For my part I've decided to continue with this Blog, to include details of birds I've seen on my local "exercise " walk, to include book reviews and reportage on environmental and conservation topics that might yet hit the news.  After such an absence of regular entries the "readership" of the Blog will take a little time to build up and so feed back and ideas might be a bit thin on the ground, but keep them coming nonetheless.  In the meantime , best wishes to all, take care .

Tuesday, August 27, 2019

Further thoughts on the petition to ban driven grouse shooting.

The above petition is now close to reaching 80,000 signatures, a tremendous achievement.   So the next obvious point to make ( of course ! ), is that , if you haven't signed , do so now !.

I'm on holiday at Spurn at present and so have lots of opportunity to consider, again and again, the overall situation as I wander around or complete a slow paced sea watch!  Cutting to the chase, the immediate , most important aspect to address and gain improvement against , is the continuing persecution of raptors.  Many of those affected are iconic members of our wildlife heritage. If there were to be any kind of similar assault on, say, our artistic heritage, there would be an outcry. As yet that hasn't occurred to the same potential extent, but will if the arrogance and self interests of the shooting fraternity continues even given its Establishment associations.

I've little doubt that any call for an outright ban would take some time to bring into being.

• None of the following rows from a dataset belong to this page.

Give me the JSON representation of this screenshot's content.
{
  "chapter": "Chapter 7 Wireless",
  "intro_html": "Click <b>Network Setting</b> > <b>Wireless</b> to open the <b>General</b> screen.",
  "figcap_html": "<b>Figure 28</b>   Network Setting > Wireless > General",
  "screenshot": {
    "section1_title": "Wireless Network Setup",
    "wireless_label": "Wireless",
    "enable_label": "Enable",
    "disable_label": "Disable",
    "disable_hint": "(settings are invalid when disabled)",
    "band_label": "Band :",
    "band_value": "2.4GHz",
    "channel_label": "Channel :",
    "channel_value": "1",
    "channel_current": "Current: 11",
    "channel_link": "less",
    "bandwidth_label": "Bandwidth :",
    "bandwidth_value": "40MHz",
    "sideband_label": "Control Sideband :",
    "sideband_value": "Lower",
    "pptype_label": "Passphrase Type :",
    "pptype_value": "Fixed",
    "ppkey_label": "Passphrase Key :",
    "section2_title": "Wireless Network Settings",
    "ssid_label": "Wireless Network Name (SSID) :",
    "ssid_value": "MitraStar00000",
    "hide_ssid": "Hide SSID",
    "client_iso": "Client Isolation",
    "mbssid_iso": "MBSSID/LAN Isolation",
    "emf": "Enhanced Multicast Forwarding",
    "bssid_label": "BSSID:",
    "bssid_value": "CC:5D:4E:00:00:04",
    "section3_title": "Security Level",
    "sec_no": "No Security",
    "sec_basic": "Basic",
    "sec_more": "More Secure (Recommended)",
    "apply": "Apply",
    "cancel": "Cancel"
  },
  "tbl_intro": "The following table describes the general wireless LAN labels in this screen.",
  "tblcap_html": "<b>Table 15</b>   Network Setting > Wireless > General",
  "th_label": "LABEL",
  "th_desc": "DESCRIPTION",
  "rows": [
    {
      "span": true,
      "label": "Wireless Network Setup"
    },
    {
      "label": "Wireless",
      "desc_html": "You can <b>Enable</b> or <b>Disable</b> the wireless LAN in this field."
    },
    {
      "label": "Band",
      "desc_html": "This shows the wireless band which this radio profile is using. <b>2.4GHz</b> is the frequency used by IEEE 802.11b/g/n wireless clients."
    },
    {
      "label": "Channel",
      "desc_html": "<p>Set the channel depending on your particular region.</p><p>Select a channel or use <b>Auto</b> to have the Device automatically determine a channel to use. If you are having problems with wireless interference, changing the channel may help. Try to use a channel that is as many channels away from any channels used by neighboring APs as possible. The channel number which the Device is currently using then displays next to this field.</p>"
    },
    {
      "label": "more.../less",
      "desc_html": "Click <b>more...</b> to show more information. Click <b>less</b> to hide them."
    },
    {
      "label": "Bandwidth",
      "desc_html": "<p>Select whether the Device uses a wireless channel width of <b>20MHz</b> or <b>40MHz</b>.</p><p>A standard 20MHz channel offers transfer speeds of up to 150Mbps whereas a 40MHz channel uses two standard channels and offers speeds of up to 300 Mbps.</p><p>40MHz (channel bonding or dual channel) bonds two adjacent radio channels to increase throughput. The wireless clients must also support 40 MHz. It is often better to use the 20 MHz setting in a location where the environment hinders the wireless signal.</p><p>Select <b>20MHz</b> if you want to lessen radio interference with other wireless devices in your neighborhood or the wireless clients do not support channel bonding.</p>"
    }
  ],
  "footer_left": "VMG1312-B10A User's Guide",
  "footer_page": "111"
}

However, a debate wherein the persecution issue was properly laid bare and the consequences of no improvement arising made apparent could help tremendously. This is where I believe the RSPB could help by encouraging support from its members.  My RSPB Campaign Newsletter arrived this week ,urging people to assist in calling for sustainable farming policies and in resisting  any extension of the large power station complex south of the important Minsmere Reserve.  Laudable both , but some mention of the continuing plight of raptors wouldn't have gone amiss.  To avoid doing so starts to accept the incidents are part of a developing permanent culture and I simply refuse to accept that position.

A recent Blog from the RSPB set out the need for a review of the grouse shooting industry, something I couldn't agree with more. But not all the membership reads such Blogs , a fact I'm reminded of given a series of recent conversations with people  at the BirdFair and elsewhere. The question , in one form or another, seems an inevitable component of any conversation........ " What's the RSPB doing about all this raptor persecution?".     Now I realise that such a demand is simplistic and with no simple answer, but it prompts me to consider whether the RSPB might be a little out of touch with the expectations of its membership ( straight forward demands in some instances).    There's an immensely loyal bunch of people out there with concerns about "its Society " as well as issues like raptor persecution. It seems to me there is an all out need to set out , even repeatedly, the extent of the Society's involvement at any one time and to try and involve the membership wherever possible and curb their frustration.  Incidentally , the one comment that comes through , time and again, is support for the magnificent work of the Investigations Team  ( I couldn't agree more ).  What does seem to go unappreciated are the position statements and summaries of what should be without any accompaniment of action points .

I'd be the first to recognize this is a difficult problem, but let's never accept it as an impossible one, which brings us full circle to the beginning. The need to precipitate action.  ACTION THIS DAY, NOT TOMORROW OR THE WEEKEND.......NOW!!